- Entrance reducer – a piece of equipment used to close off part of the entrance in order to stop robbers (see the Beekeeping Terminology Related to Bee Behavior section for details on robbing-Part 2), or to conserve heat in the wintertime
- Upper hive entrance – an entrance above the brood boxes that gives bees another access point besides the front hive entrance
- Hive stand – the thing that the hive sits on. Sometimes it is a physical stand, and other times it’s a pallet with a piece of plywood for the bottom, or bottom board
- Migratory pallet – the pallet that beekeepers use to ship beehives on. It usually contains space for four hives that contains U-clips that fits on the outside, and inside of the bottom brood box to prevent them from sliding off of the pallet
- Observation hive – a hive that has glass so viewers can get a look into the beehive without fear of being stung
How to choose the right bee breed for you
The famous beekeeping quote, if you ask a group of ten beekeepers, you’ll get 12 answers. (actually, every time I hear that joke, it’s more exaggerated! Haha!). How to choose the right bee breed for you will depend on your end goals with your bees. Here are some questions to ask yourself when finding “just the right kind.” Carolina Honey Bees has a good resource for pros and cons for each race/strain of honey bee
- Are you planning to overwinter in Iowa or send your bees to California?
- Do you have a preference on how the bee looks color-wise?
- Do you care what the bees’ demeanor is like?
- Do you want a lot or a little honey production? (I think I know your answer to this!)
- Do you care about treating your bees with chemicals when disease occurs? Ie-do you have a preference for “disease resistance”
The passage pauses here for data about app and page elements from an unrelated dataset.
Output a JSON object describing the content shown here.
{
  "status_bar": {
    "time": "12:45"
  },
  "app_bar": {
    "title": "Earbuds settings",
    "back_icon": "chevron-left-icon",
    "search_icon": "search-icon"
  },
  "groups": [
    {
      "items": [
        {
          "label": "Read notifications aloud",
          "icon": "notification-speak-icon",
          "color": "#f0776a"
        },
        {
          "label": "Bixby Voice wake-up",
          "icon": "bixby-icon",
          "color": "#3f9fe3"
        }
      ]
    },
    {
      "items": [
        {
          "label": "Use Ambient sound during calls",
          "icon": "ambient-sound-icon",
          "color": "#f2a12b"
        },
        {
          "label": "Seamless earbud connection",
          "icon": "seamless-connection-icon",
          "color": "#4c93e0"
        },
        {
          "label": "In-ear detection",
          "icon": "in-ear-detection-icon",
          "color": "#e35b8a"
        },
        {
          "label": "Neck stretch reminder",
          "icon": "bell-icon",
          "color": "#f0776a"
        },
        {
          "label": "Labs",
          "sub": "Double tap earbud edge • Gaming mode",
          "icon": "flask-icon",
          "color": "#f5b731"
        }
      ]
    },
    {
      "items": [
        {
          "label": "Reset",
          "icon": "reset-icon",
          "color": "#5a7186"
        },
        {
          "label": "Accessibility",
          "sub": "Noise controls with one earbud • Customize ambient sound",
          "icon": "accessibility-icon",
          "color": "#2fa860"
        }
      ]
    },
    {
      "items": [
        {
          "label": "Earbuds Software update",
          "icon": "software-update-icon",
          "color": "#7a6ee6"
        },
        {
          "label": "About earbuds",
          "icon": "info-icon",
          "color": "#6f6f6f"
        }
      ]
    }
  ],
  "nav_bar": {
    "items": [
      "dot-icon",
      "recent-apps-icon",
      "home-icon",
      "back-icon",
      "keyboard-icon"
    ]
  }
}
Choosing the right bee breed for you might be different for your mentor, for your neighbor, and even for me. Choosing the bee breed that is right for you will depend on your goals for your operation. In my personal opinion, if you are going to overwinter bees in Iowa, you are going to want to choose bees from a supplier that has a great reputation, that has proven success for more than one year. You may want to check their Facebook pages and their websites for success stories from real people. You can find people in your local beekeeping club by going to the Iowa Honey Producers Association website and locating the Iowa Beekeeping Clubs. If you are located in Iowa, I highly recommend getting bee stock from your mentor, someone local to your area, checking out Bell Farm – Iowa Bees. You can see our Beekeeping in Iowa Spotlight on Ellen Bell of Bell Farm here. I have witnessed superior bee stock from these bees, and highly recommend them. Kind of like with other types of livestock, you may have to try out a few different kinds, experience some failure, keep working at it, until you hit your stride. You’ve got this!
Now you know a few more logistics you must know in order to start beekeeping including how to think about where to put your bees, what bees need to survive, how to set up your hives, and more.
Check back in for another beekeeping lesson. Please comment below with what you’re wondering about related to beekeeping.
You’ve got this. I’m cheering you on!
This is the start of something GOOD! (I can tell!)